Pixish logoI recently signed up for the new illustration & photography networking site Pixish. What is Pixish? I’ll let the site’s creator’s tell you in their own words: “Pixish is a place where people who want images and people who make images can easily find each other and collaborate on creative projects together.”. Sounds kinda cool. But also sounds like a way for people to get free work out of artists.

I signed up mainly to check the place out and see what it’s all about. And to give it a fair chance. There’s already been some negative Pixish backlash over at the illustration blog Drawn! in regards to the general concept of the site.
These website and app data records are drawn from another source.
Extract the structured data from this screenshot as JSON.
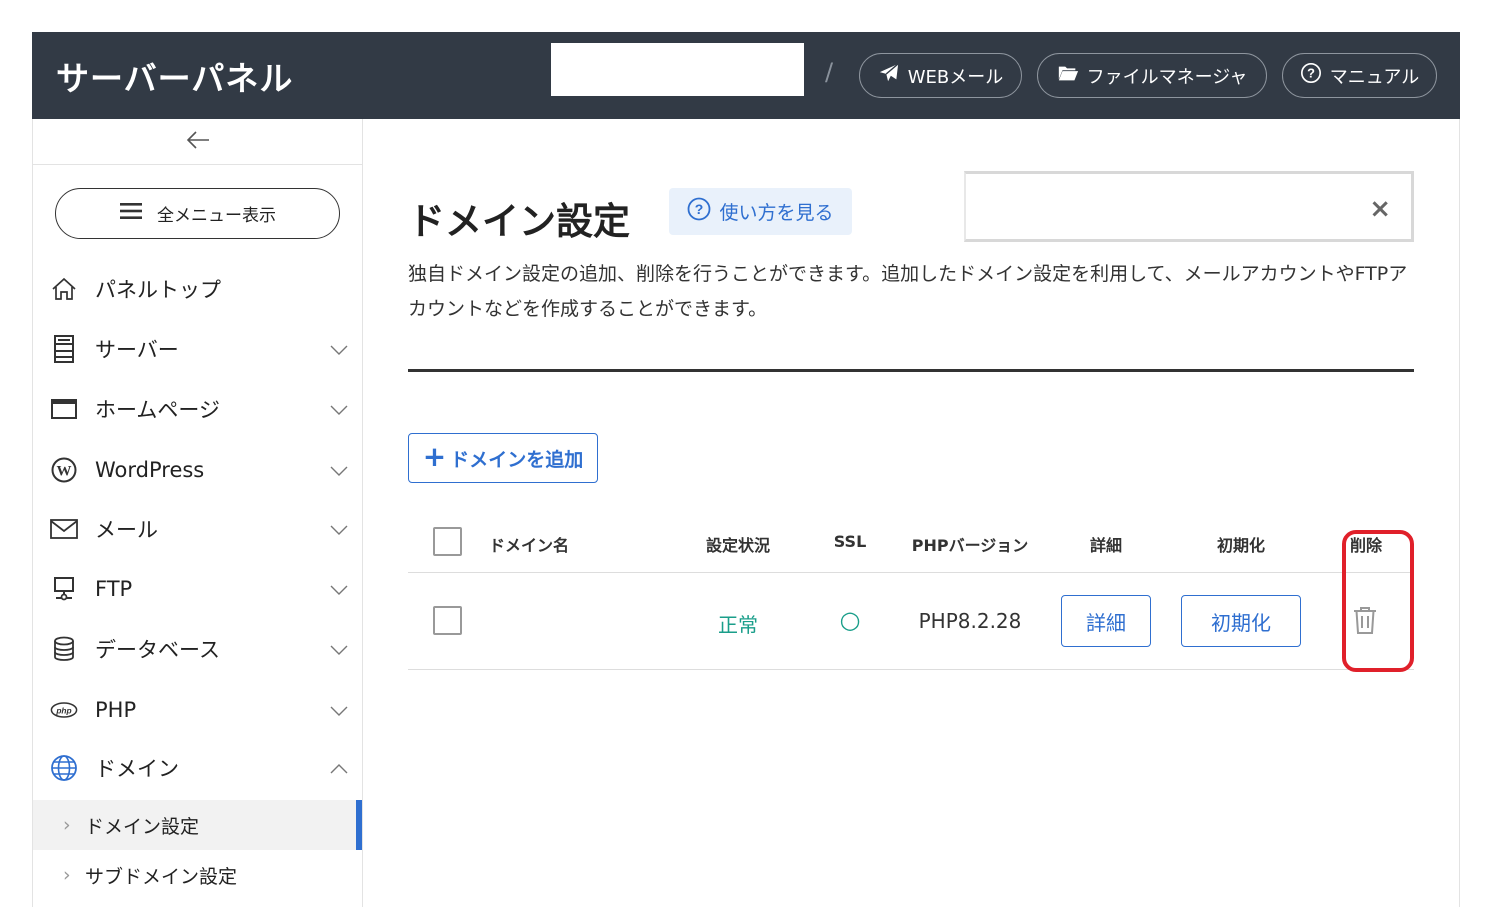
{
  "header": {
    "logo": "サーバーパネル",
    "separator": "/",
    "links": [
      {
        "label": "WEBメール",
        "icon": "paper-plane-icon"
      },
      {
        "label": "ファイルマネージャ",
        "icon": "folder-open-icon"
      },
      {
        "label": "マニュアル",
        "icon": "question-circle-icon"
      }
    ]
  },
  "sidebar": {
    "collapse_icon": "arrow-left-icon",
    "all_menu_label": "全メニュー表示",
    "items": [
      {
        "label": "パネルトップ",
        "icon": "home-icon"
      },
      {
        "label": "サーバー",
        "icon": "server-icon"
      },
      {
        "label": "ホームページ",
        "icon": "browser-window-icon"
      },
      {
        "label": "WordPress",
        "icon": "wordpress-icon"
      },
      {
        "label": "メール",
        "icon": "envelope-icon"
      },
      {
        "label": "FTP",
        "icon": "ftp-icon"
      },
      {
        "label": "データベース",
        "icon": "database-icon"
      },
      {
        "label": "PHP",
        "icon": "php-icon"
      },
      {
        "label": "ドメイン",
        "icon": "globe-icon"
      }
    ],
    "sub_items": [
      {
        "label": "ドメイン設定",
        "active": true
      },
      {
        "label": "サブドメイン設定",
        "active": false
      }
    ],
    "accent_color": "#2f6fd0"
  },
  "main": {
    "title": "ドメイン設定",
    "howto_label": "使い方を見る",
    "notice_close": "×",
    "description": "独自ドメイン設定の追加、削除を行うことができます。追加したドメイン設定を利用して、メールアカウントやFTPアカウントなどを作成することができます。",
    "add_button": {
      "plus": "+",
      "label": "ドメインを追加"
    },
    "table": {
      "headers": [
        "ドメイン名",
        "設定状況",
        "SSL",
        "PHPバージョン",
        "詳細",
        "初期化",
        "削除"
      ],
      "rows": [
        {
          "domain": "",
          "status": "正常",
          "ssl": "○",
          "php": "PHP8.2.28",
          "detail_button": "詳細",
          "reset_button": "初期化",
          "delete_icon": "trash-icon"
        }
      ]
    },
    "status_color": "#1a9e8a",
    "highlight_color": "#e0202a"
  }
}
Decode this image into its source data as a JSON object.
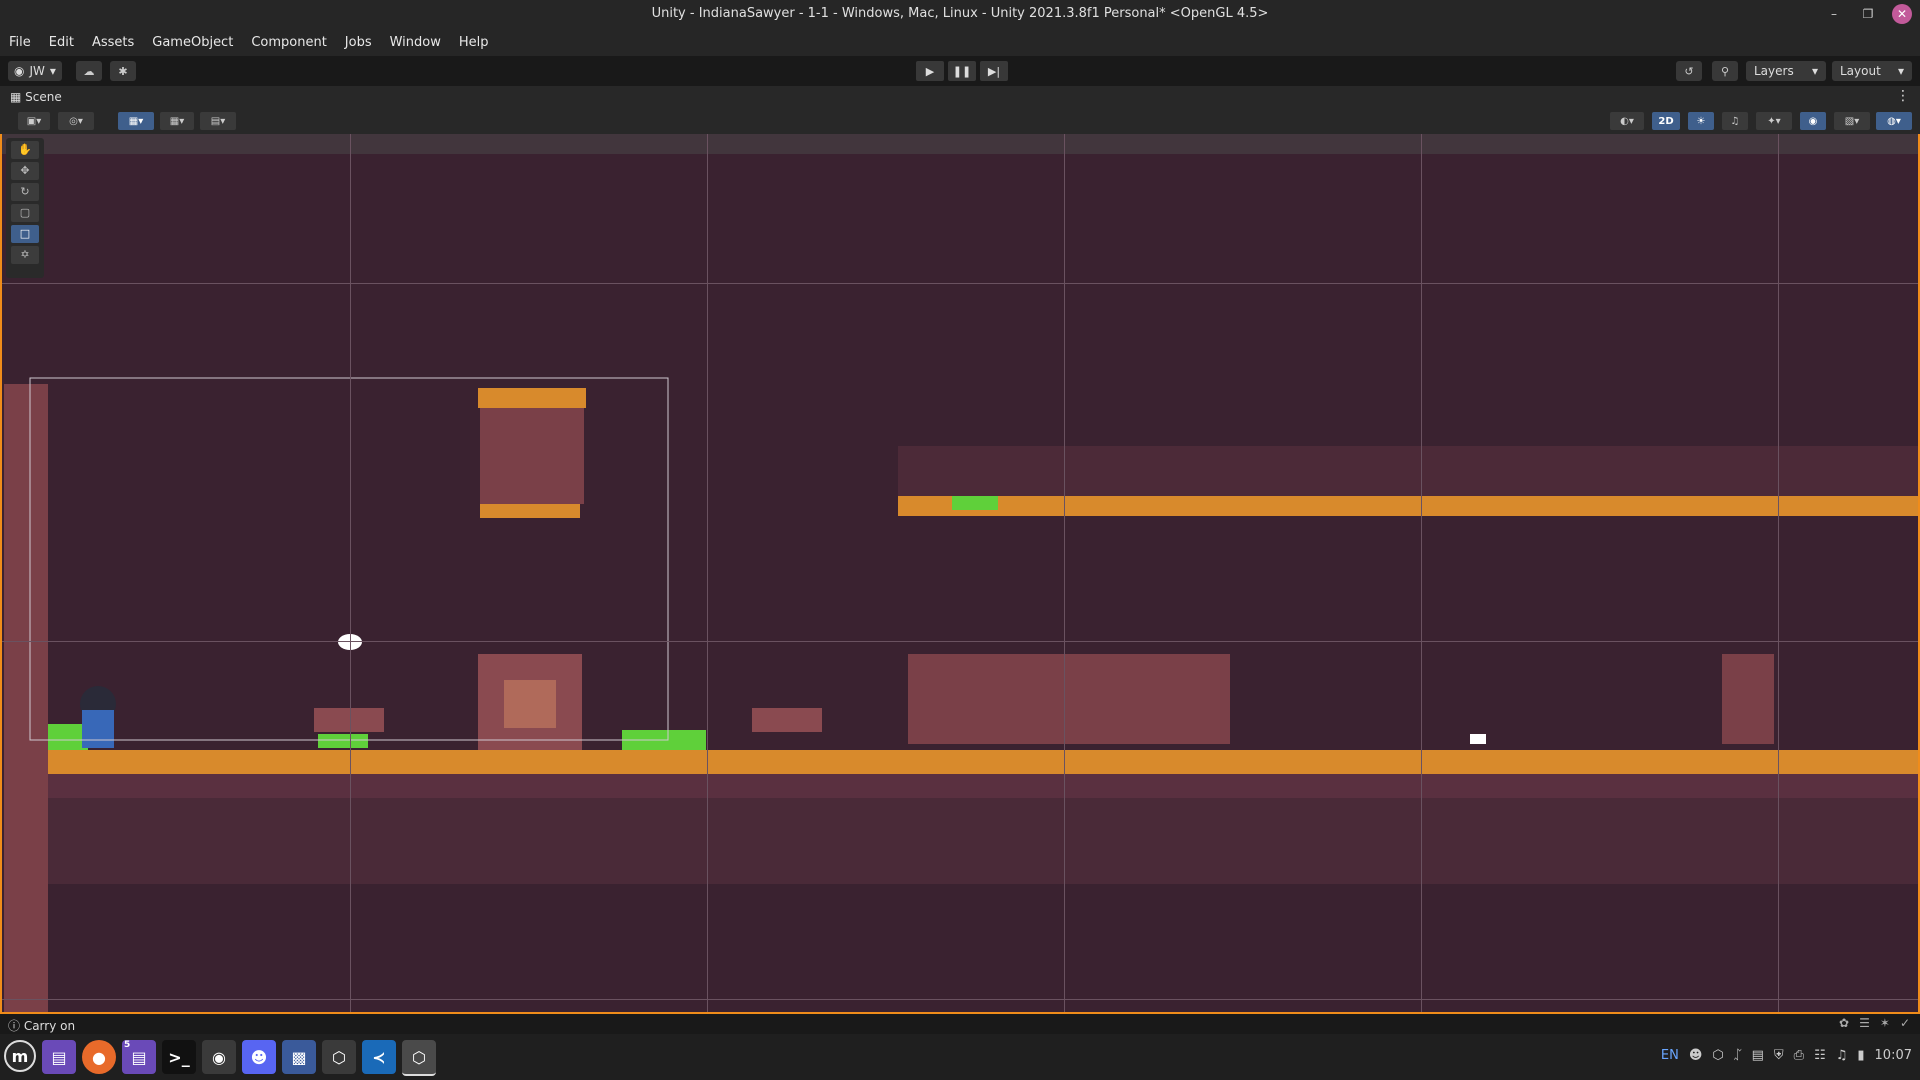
{
  "window": {
    "title": "Unity - IndianaSawyer - 1-1 - Windows, Mac, Linux - Unity 2021.3.8f1 Personal* <OpenGL 4.5>"
  },
  "menu": [
    "File",
    "Edit",
    "Assets",
    "GameObject",
    "Component",
    "Jobs",
    "Window",
    "Help"
  ],
  "toolbar": {
    "account": "JW",
    "layers": "Layers",
    "layout": "Layout"
  },
  "scene": {
    "tab_label": "Scene",
    "mode_2d": "2D"
  },
  "status": {
    "message": "Carry on"
  },
  "taskbar": {
    "badge": "5"
  },
  "tray": {
    "lang": "EN",
    "clock": "10:07"
  },
  "colors": {
    "accent": "#f08c1a",
    "scene_bg": "#3a2230",
    "brick": "#8a4a50",
    "ground": "#d88a2c",
    "grass": "#5fd03a",
    "close": "#c25a9a"
  }
}
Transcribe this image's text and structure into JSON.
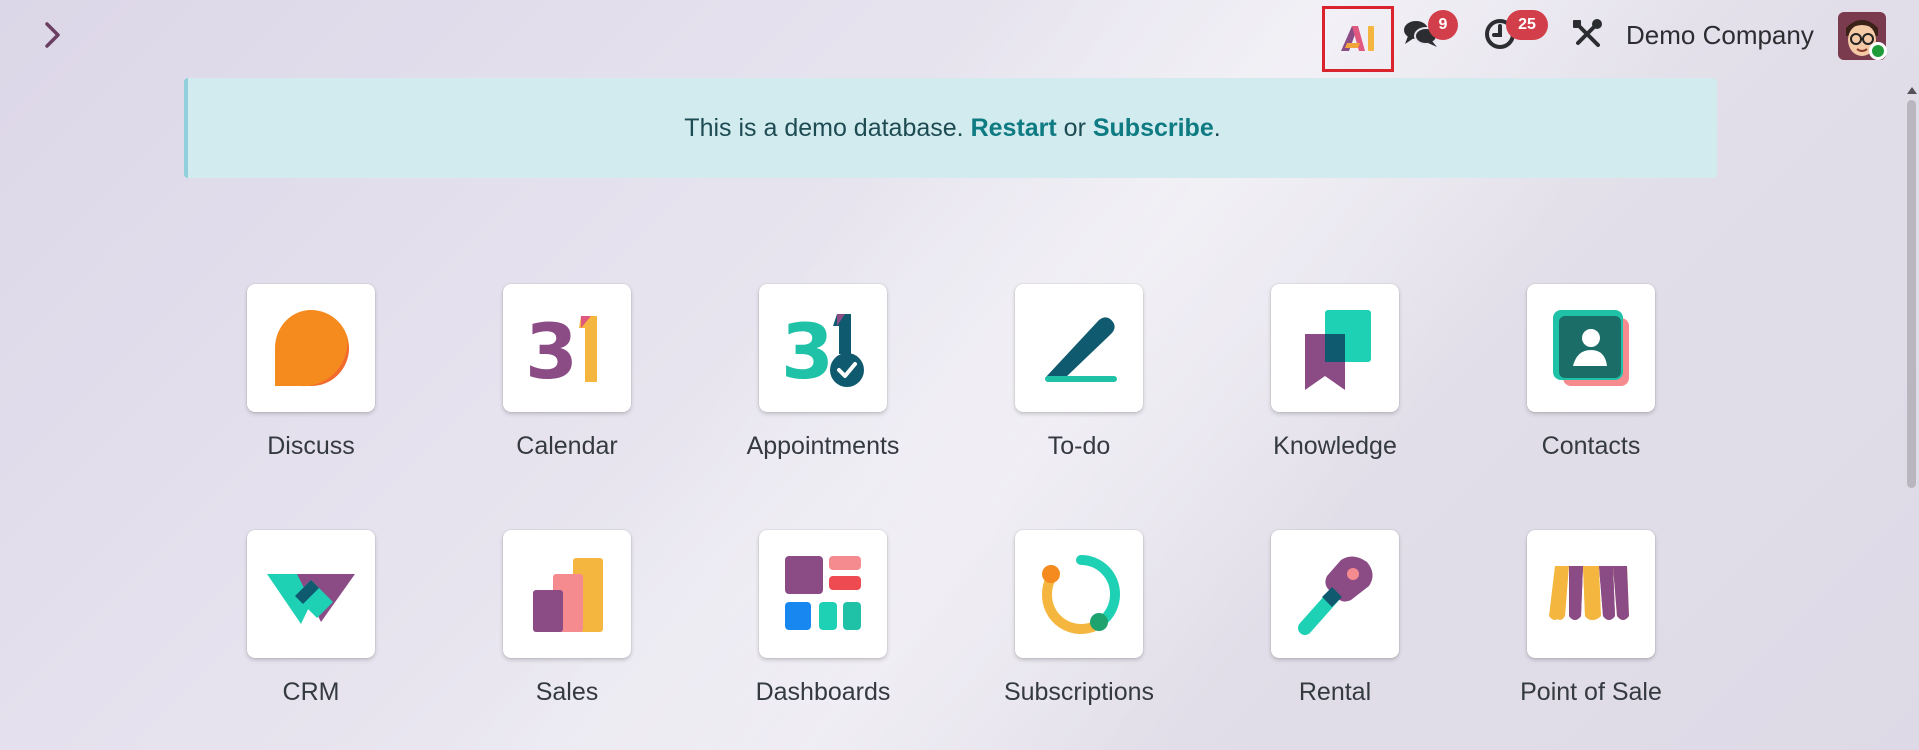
{
  "topbar": {
    "ai_icon": "ai-logo-icon",
    "messages_badge": "9",
    "activities_badge": "25",
    "company_name": "Demo Company"
  },
  "banner": {
    "text_before": "This is a demo database. ",
    "restart_label": "Restart",
    "text_middle": " or ",
    "subscribe_label": "Subscribe",
    "text_after": "."
  },
  "apps": [
    {
      "label": "Discuss",
      "icon": "discuss-icon"
    },
    {
      "label": "Calendar",
      "icon": "calendar-icon"
    },
    {
      "label": "Appointments",
      "icon": "appointments-icon"
    },
    {
      "label": "To-do",
      "icon": "todo-icon"
    },
    {
      "label": "Knowledge",
      "icon": "knowledge-icon"
    },
    {
      "label": "Contacts",
      "icon": "contacts-icon"
    },
    {
      "label": "CRM",
      "icon": "crm-icon"
    },
    {
      "label": "Sales",
      "icon": "sales-icon"
    },
    {
      "label": "Dashboards",
      "icon": "dashboards-icon"
    },
    {
      "label": "Subscriptions",
      "icon": "subscriptions-icon"
    },
    {
      "label": "Rental",
      "icon": "rental-icon"
    },
    {
      "label": "Point of Sale",
      "icon": "point-of-sale-icon"
    }
  ],
  "colors": {
    "badge": "#d23f4a",
    "highlight_box": "#d9232d",
    "banner_bg": "#d1ebef",
    "link": "#0e7a82"
  }
}
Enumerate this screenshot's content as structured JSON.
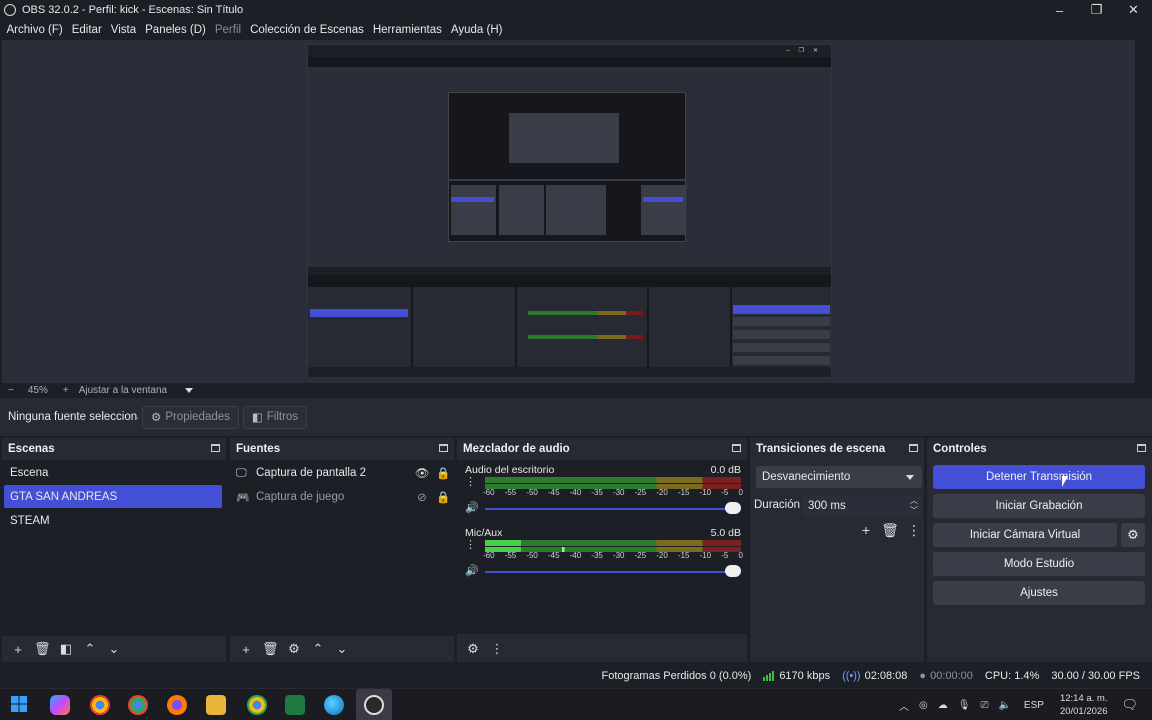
{
  "window": {
    "title": "OBS 32.0.2 - Perfil: kick - Escenas: Sin Título",
    "controls": [
      "–",
      "❐",
      "✕"
    ]
  },
  "menu": [
    {
      "label": "Archivo (F)",
      "disabled": false
    },
    {
      "label": "Editar",
      "disabled": false
    },
    {
      "label": "Vista",
      "disabled": false
    },
    {
      "label": "Paneles (D)",
      "disabled": false
    },
    {
      "label": "Perfil",
      "disabled": true
    },
    {
      "label": "Colección de Escenas",
      "disabled": false
    },
    {
      "label": "Herramientas",
      "disabled": false
    },
    {
      "label": "Ayuda (H)",
      "disabled": false
    }
  ],
  "zoom": {
    "minus": "−",
    "value": "45%",
    "plus": "+",
    "fit_label": "Ajustar a la ventana"
  },
  "source_toolbar": {
    "no_selection": "Ninguna fuente seleccionada",
    "properties": "Propiedades",
    "filters": "Filtros"
  },
  "scenes": {
    "title": "Escenas",
    "items": [
      {
        "label": "Escena",
        "selected": false
      },
      {
        "label": "GTA SAN ANDREAS",
        "selected": true
      },
      {
        "label": "STEAM",
        "selected": false
      }
    ]
  },
  "sources": {
    "title": "Fuentes",
    "items": [
      {
        "label": "Captura de pantalla 2",
        "icon": "monitor-icon",
        "visible": true
      },
      {
        "label": "Captura de juego",
        "icon": "gamepad-icon",
        "visible": false
      }
    ]
  },
  "mixer": {
    "title": "Mezclador de audio",
    "scale": [
      "-60",
      "-55",
      "-50",
      "-45",
      "-40",
      "-35",
      "-30",
      "-25",
      "-20",
      "-15",
      "-10",
      "-5",
      "0"
    ],
    "channels": [
      {
        "name": "Audio del escritorio",
        "db": "0.0 dB",
        "level": 0.0
      },
      {
        "name": "Mic/Aux",
        "db": "5.0 dB",
        "level": 0.15
      }
    ]
  },
  "transitions": {
    "title": "Transiciones de escena",
    "selected": "Desvanecimiento",
    "duration_label": "Duración",
    "duration_value": "300 ms"
  },
  "controls": {
    "title": "Controles",
    "buttons": {
      "stop_stream": "Detener Transmisión",
      "start_record": "Iniciar Grabación",
      "start_virtual_cam": "Iniciar Cámara Virtual",
      "studio_mode": "Modo Estudio",
      "settings": "Ajustes"
    }
  },
  "status": {
    "dropped_frames": "Fotogramas Perdidos 0 (0.0%)",
    "bitrate": "6170 kbps",
    "stream_time": "02:08:08",
    "record_time": "00:00:00",
    "cpu": "CPU: 1.4%",
    "fps": "30.00 / 30.00 FPS"
  },
  "taskbar": {
    "lang": "ESP",
    "time": "12:14 a. m.",
    "date": "20/01/2026"
  },
  "colors": {
    "accent": "#4350d6",
    "panel": "#272a33",
    "bg": "#1d1f26"
  }
}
The big beef seems to be that Pixish sets up a system where artists are put in the mindset that they need to do work in a competition-style setting, as opposed to getting paid for it. But then again, participation is voluntary. The big rub is that when you have artists out there willing to work cheap or free, it devalues the overall industry because people think they can get free work, and would be hesitant to pay a decent rate for custom illustration work. Some have compared it to those annopying Craigslist ads where people want to pay 50 bucks for a project, or worse hold “contests” where you submit your designs and the winner gets $50.

For the guy out there that downloaded a copy of Creative Suite and does these things on the side, $50 might be handy for some beer money, but for professional illustrators trying to make an actual living from their work, doing projects at these kind of rates will be a sure way to run yourself out of business within a year. It’s just not feasible to support yourself and your business with these kind of bottom-of-the-barrel fees.

The No Spec website champions the cause of getting artists to refuse doing spec work (or specualtive work) in order to enhance the industry as a whole. In their own words: “No Spec serves as a vehicle to unite those who support the notion that spec work devalues the potential of design and ultimately does a disservice to the client.” Pixish seems to fly in the face of these ideals. In fact, No Spec has a blog post on Pixish where the general sentiment is that yes, this is a spec work website. They also point to the Metafilter discussion on Pixish as well.

As I mentioned above, I signed up primarily to keep an eye on things for my own curiosity, but the more I think about it the less I feel I should have my profile up on the site, basically supporting a service that at this point I don’t think I agree with. Take a look for yourself and sound off in the comments below.